Dr. Ginsburg agrees that schools should have a role in creating an environment where children and teens are regularly exercising. Some high schools have physical education curricula that emphasize lifelong personal fitness. But by far most schools no longer have daily gym or, at the elementary school level, recess. “This makes for a long and challenging day for
highly active kids,” Dr. Ginsburg adds.

Some children are more interested in highly competitive or team sports or sports that involve balls, Dr. Ginsburg says. Others gravitate to individual sports like swimming or karate.

Physical activity goes hand in hand with a healthy diet to control weight, he points out. “Though diet is key to weight loss, exercise is great for maintenance of weight loss,” says Dr. Ginsburg, who has worked as a staff psychologist in the past for the Mass General Weight Center.

Encouraging Kids’ Exercise

Dr. Ginsburg encourages families to expose their children from a young age to a variety of different sports. “Get them to try things and see what they like,” he says. “Be patient and persistent. Make it part of their growing experience to be in tune and comfortable with their bodies.”

Kids may be willing to try something new if there are a few good friends playing as well. To encourage kids’ exercise, parents can also model the behaviors they want their children to emulate, by exercising themselves and through the foods served at home, he suggests. “If they see mom and dad jog or play tennis or do a workout video at home, they’ll see that being active is part of what we do in our family.”

The co-author of the book “Who’s Game Is It Anyway? A Guide to Helping Your Child Get the Most from Sports,” Dr. Ginsburg is a big proponent of youth sports. “There are so many benefits,” he says, rattling off a few: reduced risk of obesity and cardiovascular illness, an increased ability to focus and pay attention in school, learning to be a team player with shared goals, as well as other social and behavioral benefits.

Dr. Richard Ginsburg says parents can encourage kids' exercise by being physically active themselves.
Dr. Richard Ginsburg says parents can encourage kids’ exercise by being physically active themselves.

Some children are more interested in highly competitive or team sports or sports that involve balls, he says. Others gravitate to individual sports like swimming or karate. “To me, the most important thing is that we are getting them engaged and making it a part of their lifestyle,” he says.

Staying in the Game

“I think we need to find ways to promote recreational athletics for the vast majority of kids who don’t have the opportunity to play competitively,” says Dr. Ginsburg, who also director of psychological services at the Mass General Sports Concussion Clinic.

Dr. Ginsburg is also concerned that there are few options to play team sports by the time teens reach high school. Much money and time is invested in the often unrealistic hope that a child may play collegiate sports. “I think we need to find ways to promote recreational athletics for the vast majority of kids who don’t have the opportunity to play competitively,” he says.

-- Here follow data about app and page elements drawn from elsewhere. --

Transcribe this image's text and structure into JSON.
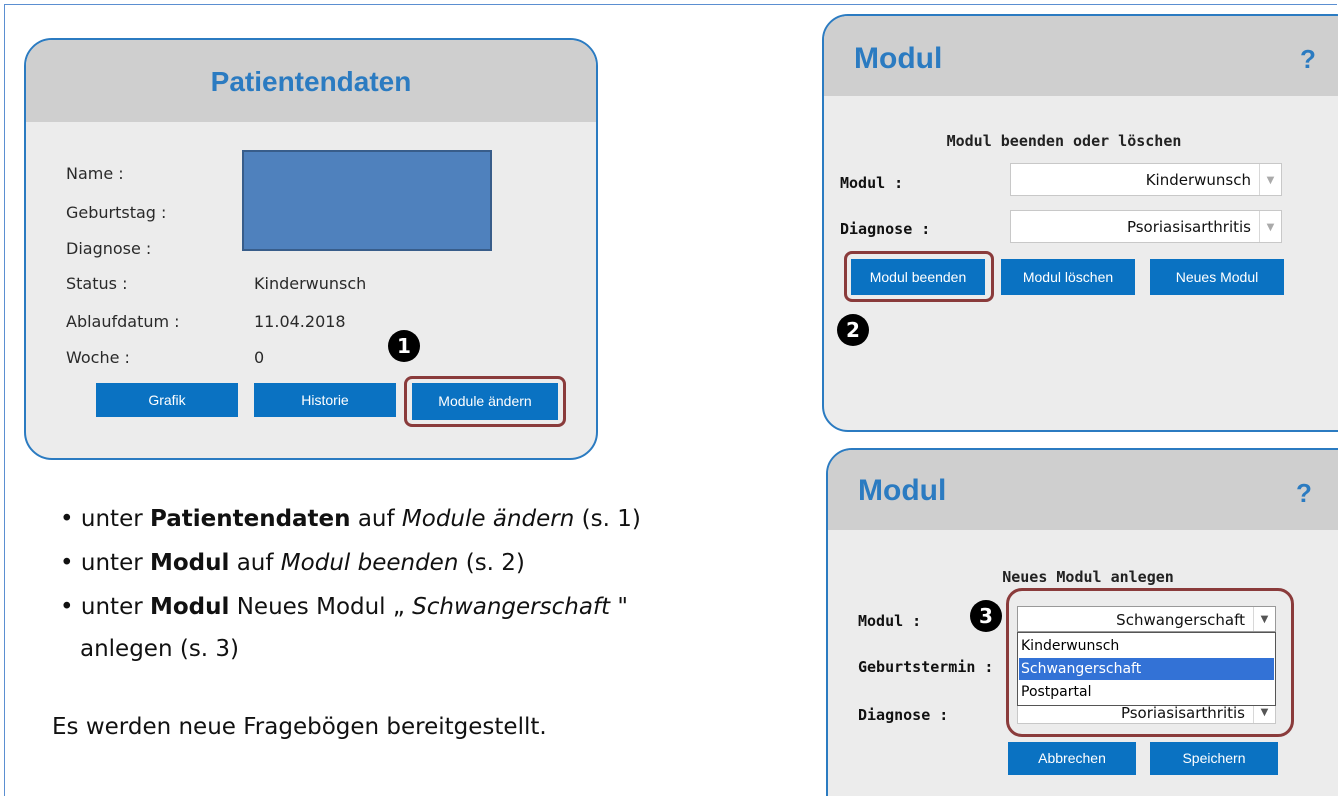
{
  "patientendaten": {
    "title": "Patientendaten",
    "labels": [
      "Name :",
      "Geburtstag :",
      "Diagnose :",
      "Status :",
      "Ablaufdatum :",
      "Woche :"
    ],
    "status": "Kinderwunsch",
    "ablaufdatum": "11.04.2018",
    "woche": "0",
    "buttons": {
      "grafik": "Grafik",
      "historie": "Historie",
      "module_aendern": "Module ändern"
    },
    "marker": "1"
  },
  "modul_end": {
    "title": "Modul",
    "help": "?",
    "subtitle": "Modul beenden oder löschen",
    "modul_label": "Modul :",
    "modul_value": "Kinderwunsch",
    "diagnose_label": "Diagnose :",
    "diagnose_value": "Psoriasisarthritis",
    "buttons": {
      "beenden": "Modul beenden",
      "loeschen": "Modul löschen",
      "neues": "Neues Modul"
    },
    "marker": "2"
  },
  "modul_new": {
    "title": "Modul",
    "help": "?",
    "subtitle": "Neues Modul anlegen",
    "modul_label": "Modul :",
    "modul_value": "Schwangerschaft",
    "geburtstermin_label": "Geburtstermin :",
    "diagnose_label": "Diagnose :",
    "diagnose_value": "Psoriasisarthritis",
    "options": [
      "Kinderwunsch",
      "Schwangerschaft",
      "Postpartal"
    ],
    "selected_option": "Schwangerschaft",
    "buttons": {
      "abbrechen": "Abbrechen",
      "speichern": "Speichern"
    },
    "marker": "3"
  },
  "instructions": {
    "b1": {
      "pre": "unter ",
      "bold": "Patientendaten",
      "mid": " auf ",
      "italic": "Module ändern",
      "post": "  (s. 1)"
    },
    "b2": {
      "pre": "unter ",
      "bold": "Modul",
      "mid": " auf ",
      "italic": "Modul beenden",
      "post": "  (s. 2)"
    },
    "b3": {
      "pre": "unter ",
      "bold": "Modul",
      "mid": " Neues Modul „ ",
      "italic": "Schwangerschaft",
      "post": " \""
    },
    "b3_line2": "anlegen (s. 3)",
    "footer": "Es werden neue Fragebögen bereitgestellt."
  },
  "colors": {
    "accent": "#2b7bc1",
    "button": "#0a72c2",
    "highlight": "#8a3b3b",
    "redaction": "#4f81bd"
  }
}
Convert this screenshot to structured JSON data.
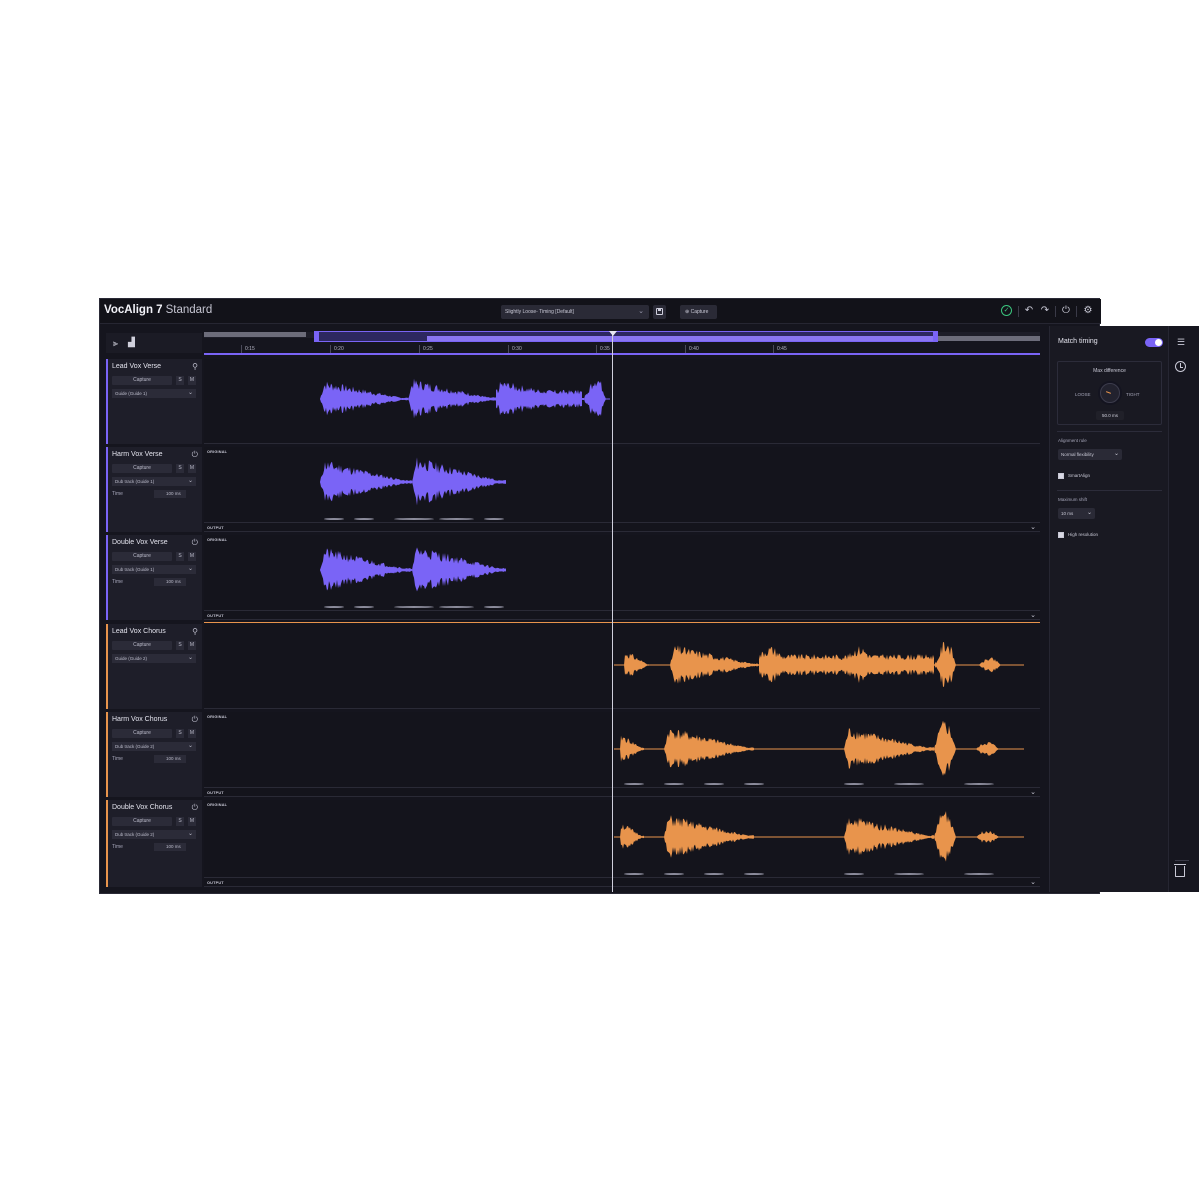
{
  "app": {
    "title": "VocAlign 7",
    "edition": "Standard"
  },
  "toolbar": {
    "preset_label": "Slightly Loose- Timing [Default]",
    "capture_label": "Capture"
  },
  "timeline": {
    "ticks": [
      "0:15",
      "0:20",
      "0:25",
      "0:30",
      "0:35",
      "0:40",
      "0:45"
    ]
  },
  "tracks": [
    {
      "name": "Lead Vox Verse",
      "capture": "Capture",
      "s": "S",
      "m": "M",
      "guide": "Guide (Guide 1)",
      "role": "guide",
      "color": "#7a64f6"
    },
    {
      "name": "Harm Vox Verse",
      "capture": "Capture",
      "s": "S",
      "m": "M",
      "guide": "Dub track (Guide 1)",
      "time_label": "Time",
      "time_value": "100",
      "time_unit": "ms",
      "role": "dub",
      "color": "#7a64f6"
    },
    {
      "name": "Double Vox Verse",
      "capture": "Capture",
      "s": "S",
      "m": "M",
      "guide": "Dub track (Guide 1)",
      "time_label": "Time",
      "time_value": "100",
      "time_unit": "ms",
      "role": "dub",
      "color": "#7a64f6"
    },
    {
      "name": "Lead Vox Chorus",
      "capture": "Capture",
      "s": "S",
      "m": "M",
      "guide": "Guide (Guide 2)",
      "role": "guide",
      "color": "#e8944c"
    },
    {
      "name": "Harm Vox Chorus",
      "capture": "Capture",
      "s": "S",
      "m": "M",
      "guide": "Dub track (Guide 2)",
      "time_label": "Time",
      "time_value": "100",
      "time_unit": "ms",
      "role": "dub",
      "color": "#e8944c"
    },
    {
      "name": "Double Vox Chorus",
      "capture": "Capture",
      "s": "S",
      "m": "M",
      "guide": "Dub track (Guide 2)",
      "time_label": "Time",
      "time_value": "100",
      "time_unit": "ms",
      "role": "dub",
      "color": "#e8944c"
    }
  ],
  "lane_labels": {
    "original": "ORIGINAL",
    "output": "OUTPUT"
  },
  "panel": {
    "match_timing": "Match timing",
    "match_timing_on": true,
    "max_difference": "Max difference",
    "loose": "LOOSE",
    "tight": "TIGHT",
    "max_difference_value": "50.0 ms",
    "alignment_rule_label": "Alignment rule",
    "alignment_rule_value": "Normal flexibility",
    "smartalign_label": "SmartAlign",
    "maximum_shift_label": "Maximum shift",
    "maximum_shift_value": "10 ms",
    "high_resolution_label": "High resolution"
  },
  "icons": {
    "status": "check-circle-icon",
    "undo": "undo-icon",
    "redo": "redo-icon",
    "power": "power-icon",
    "settings": "gear-icon",
    "save": "save-icon",
    "list": "list-icon",
    "history": "history-icon",
    "trash": "trash-icon"
  },
  "colors": {
    "verse": "#7a64f6",
    "chorus": "#e8944c",
    "ok": "#3ac47d"
  }
}
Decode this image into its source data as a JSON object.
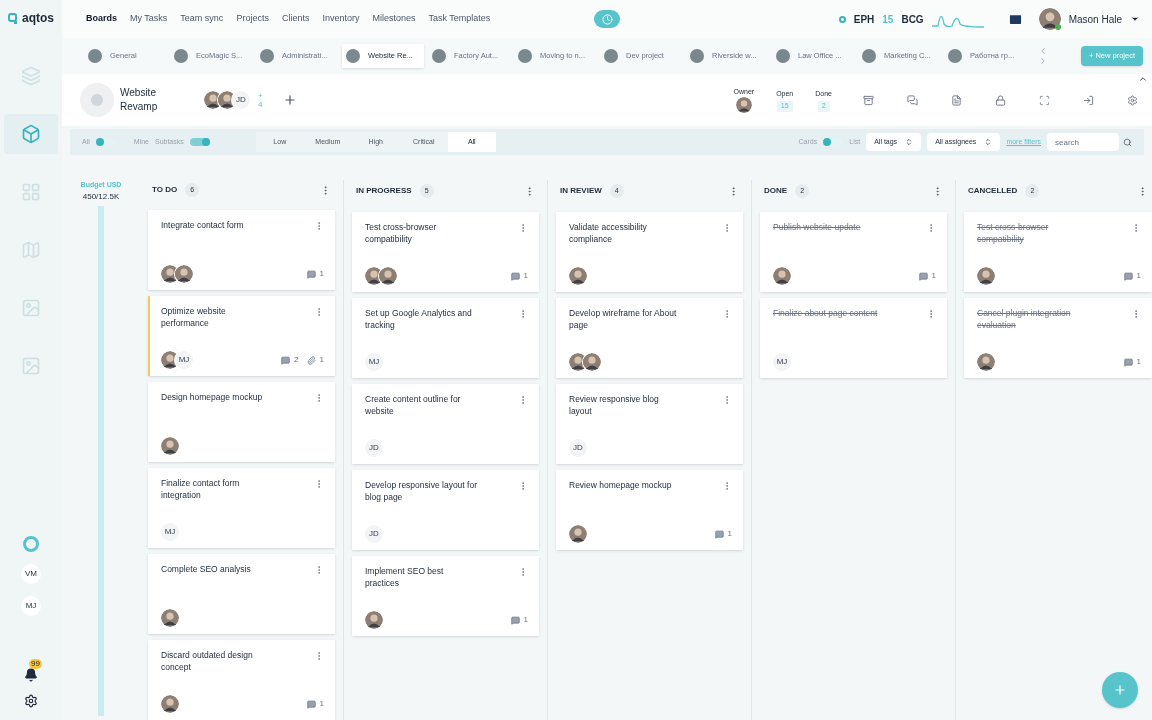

“I think we need to find ways to promote recreational athletics for the vast majority of kids who don’t have the opportunity to play competitively,” Dr. Ginsburg says.

In terms of kids’ exercise, times have changed since the days when children came home from school, dropped their books and played outside. “We used to ride bikes, climb trees, build forts, play wiffle ball and even if we were using our imaginations, we were running around and keeping our bodies moving,” Dr. Ginsburg recalls.

Mindful of today’s safety concerns, Dr. Ginsburg has other ideas. Parent organizations and schools can sponsor before-school or after-school kids’ exercise programs, or weekend recreational teams. They can partner with local YMCAs or Boys and Girls clubs. Parents can take turns with other parents to meet their children after school to walk together to a local park to play or to walk back and forth to school. “There’s power in taking action,” he says, “as opposed to just talking about it.”